▼▼▼
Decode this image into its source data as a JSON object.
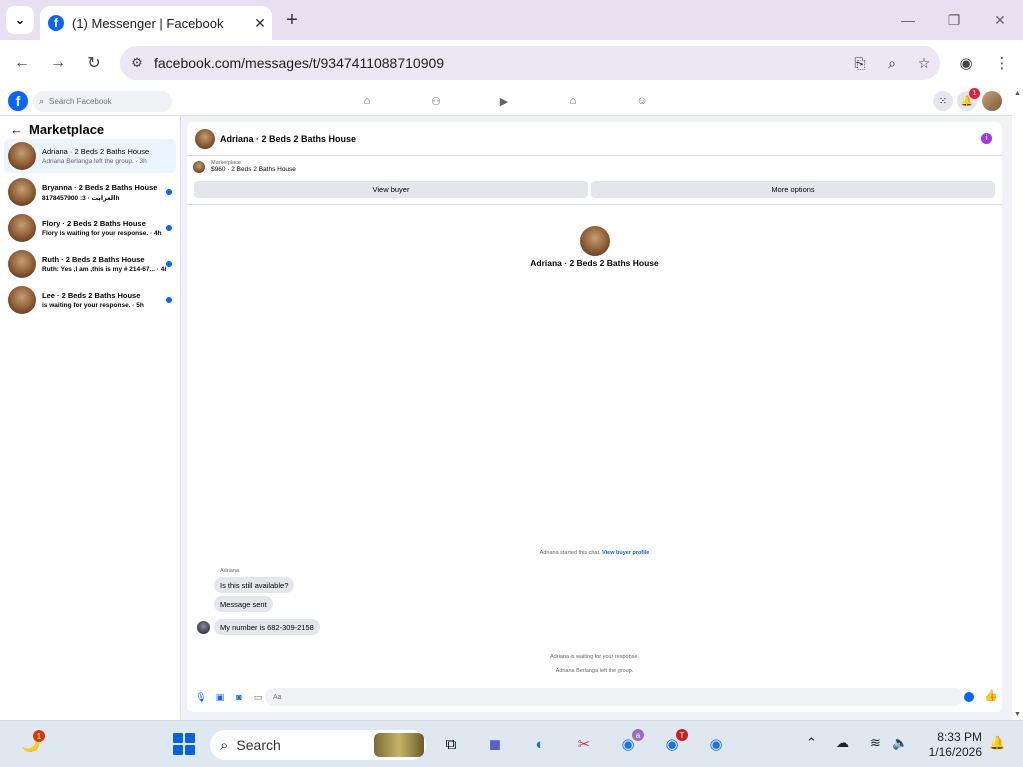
{
  "browser": {
    "tab_title": "(1) Messenger | Facebook",
    "url": "facebook.com/messages/t/9347411088710909"
  },
  "fb": {
    "search_placeholder": "Search Facebook",
    "notification_count": "1"
  },
  "sidebar": {
    "title": "Marketplace",
    "conversations": [
      {
        "name": "Adriana · 2 Beds 2 Baths House",
        "preview": "Adriana Berlanga left the group. · 3h",
        "unread": false
      },
      {
        "name": "Bryanna · 2 Beds 2 Baths House",
        "preview": "8178457900 :العرابت · 3h",
        "unread": true
      },
      {
        "name": "Flory · 2 Beds 2 Baths House",
        "preview": "Flory is waiting for your response. · 4h",
        "unread": true
      },
      {
        "name": "Ruth · 2 Beds 2 Baths House",
        "preview": "Ruth: Yes ,I am ,this is my # 214-67... · 4h",
        "unread": true
      },
      {
        "name": "Lee · 2 Beds 2 Baths House",
        "preview": "is waiting for your response. · 5h",
        "unread": true
      }
    ]
  },
  "chat": {
    "header_name": "Adriana · 2 Beds 2 Baths House",
    "listing_label": "Marketplace",
    "listing_price": "$960 · 2 Beds 2 Baths House",
    "view_buyer": "View buyer",
    "more_options": "More options",
    "center_name": "Adriana · 2 Beds 2 Baths House",
    "started_text": "Adriana started this chat.",
    "view_profile": "View buyer profile",
    "sender_label": "Adriana",
    "messages": [
      {
        "text": "Is this still available?"
      },
      {
        "text": "Message sent"
      },
      {
        "text": "My number is 682-309-2158"
      }
    ],
    "waiting_text": "Adriana is waiting for your response.",
    "left_text": "Adriana Berlanga left the group.",
    "composer_placeholder": "Aa"
  },
  "taskbar": {
    "search_label": "Search",
    "badge_start": "1",
    "badge_chrome_a": "a",
    "badge_chrome_t": "T",
    "time": "8:33 PM",
    "date": "1/16/2026"
  },
  "colors": {
    "fb_blue": "#0866ff",
    "unread_dot": "#0866ff",
    "info_purple": "#a033ff",
    "notification_red": "#e41e3f"
  }
}
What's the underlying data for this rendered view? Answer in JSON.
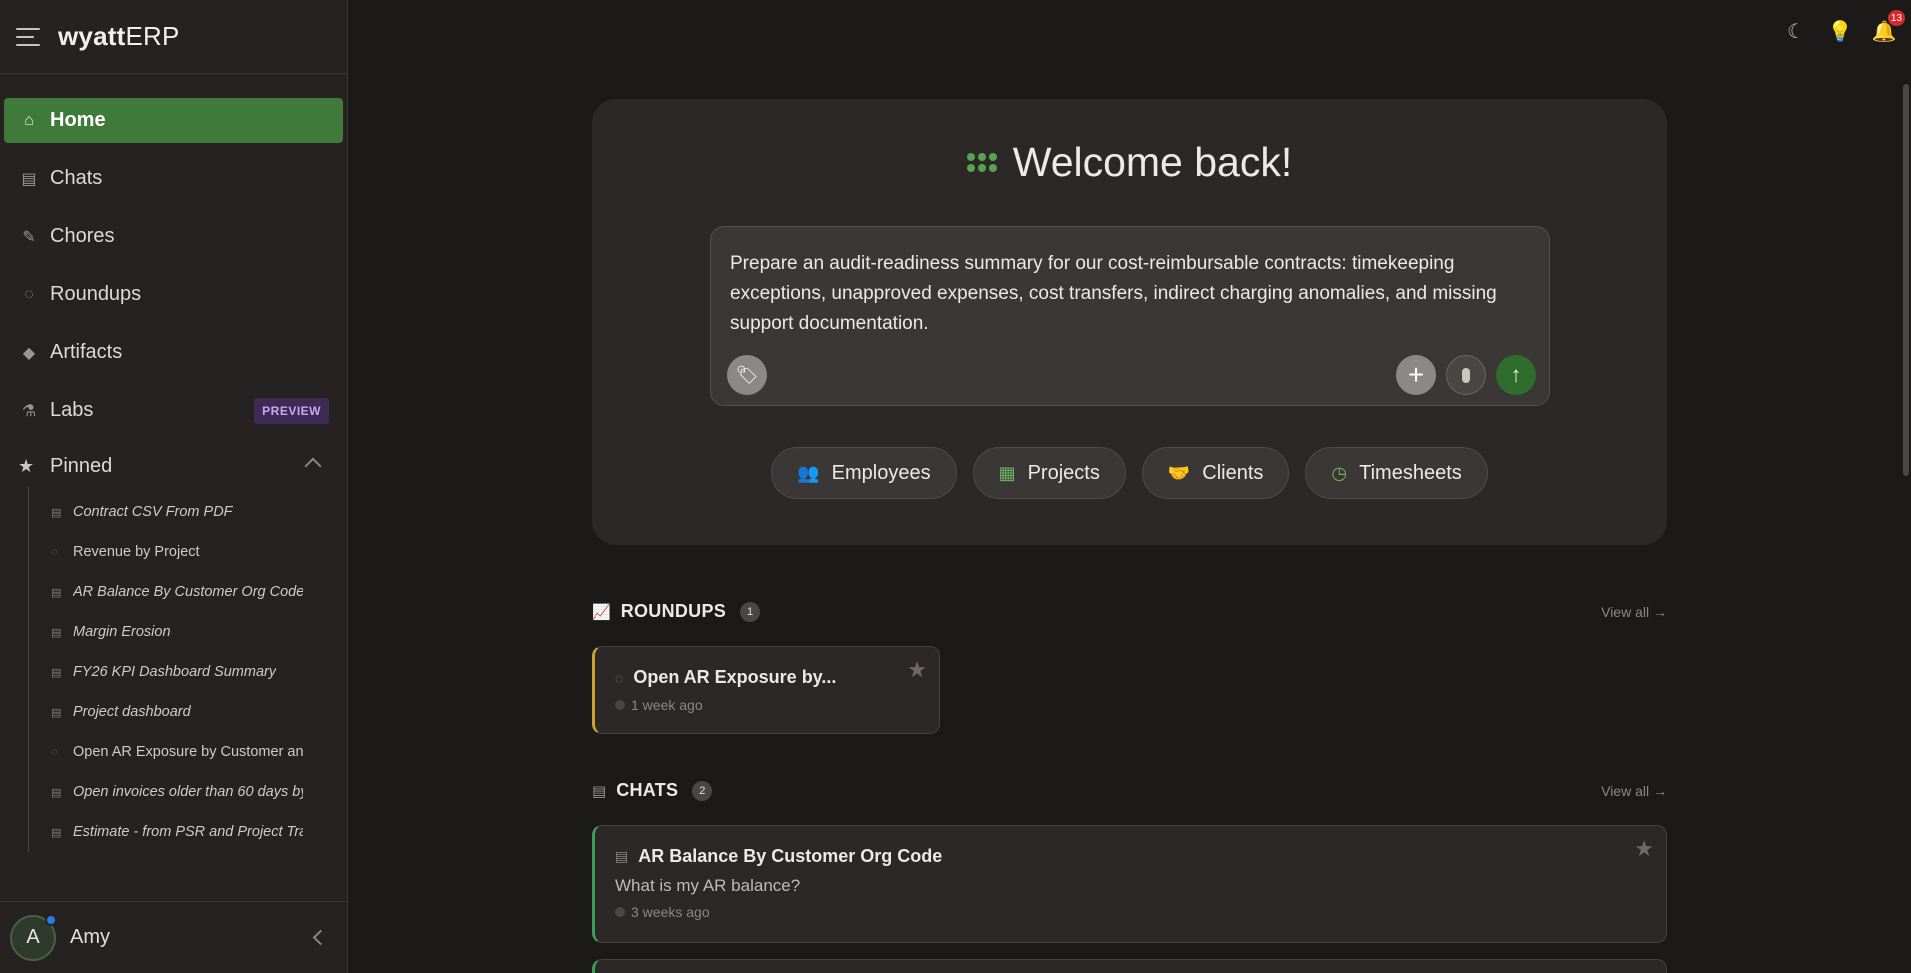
{
  "app": {
    "logo_bold": "wyatt",
    "logo_light": "ERP"
  },
  "nav": {
    "home": "Home",
    "chats": "Chats",
    "chores": "Chores",
    "roundups": "Roundups",
    "artifacts": "Artifacts",
    "labs": "Labs",
    "labs_badge": "PREVIEW",
    "pinned": "Pinned"
  },
  "pinned": [
    "Contract CSV From PDF",
    "Revenue by Project",
    "AR Balance By Customer Org Code",
    "Margin Erosion",
    "FY26 KPI Dashboard Summary",
    "Project dashboard",
    "Open AR Exposure by Customer and",
    "Open invoices older than 60 days by",
    "Estimate - from PSR and Project Tra"
  ],
  "user": {
    "initial": "A",
    "name": "Amy"
  },
  "topbar": {
    "notification_count": "13"
  },
  "welcome": {
    "title": "Welcome back!",
    "prompt": "Prepare an audit-readiness summary for our cost-reimbursable contracts: timekeeping exceptions, unapproved expenses, cost transfers, indirect charging anomalies, and missing support documentation."
  },
  "chips": [
    "Employees",
    "Projects",
    "Clients",
    "Timesheets"
  ],
  "roundups": {
    "title": "ROUNDUPS",
    "count": "1",
    "view_all": "View all →",
    "items": [
      {
        "title": "Open AR Exposure by...",
        "time": "1 week ago"
      }
    ]
  },
  "chats": {
    "title": "CHATS",
    "count": "2",
    "view_all": "View all →",
    "items": [
      {
        "title": "AR Balance By Customer Org Code",
        "subtitle": "What is my AR balance?",
        "time": "3 weeks ago"
      }
    ]
  },
  "colors": {
    "accent_green": "#3f7a3a",
    "roundup_border": "#c9a431",
    "chat_border": "#3a9d56",
    "preview_badge": "#3d2a55"
  }
}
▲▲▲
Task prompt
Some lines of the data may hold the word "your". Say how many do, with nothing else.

Solution for this exercise
3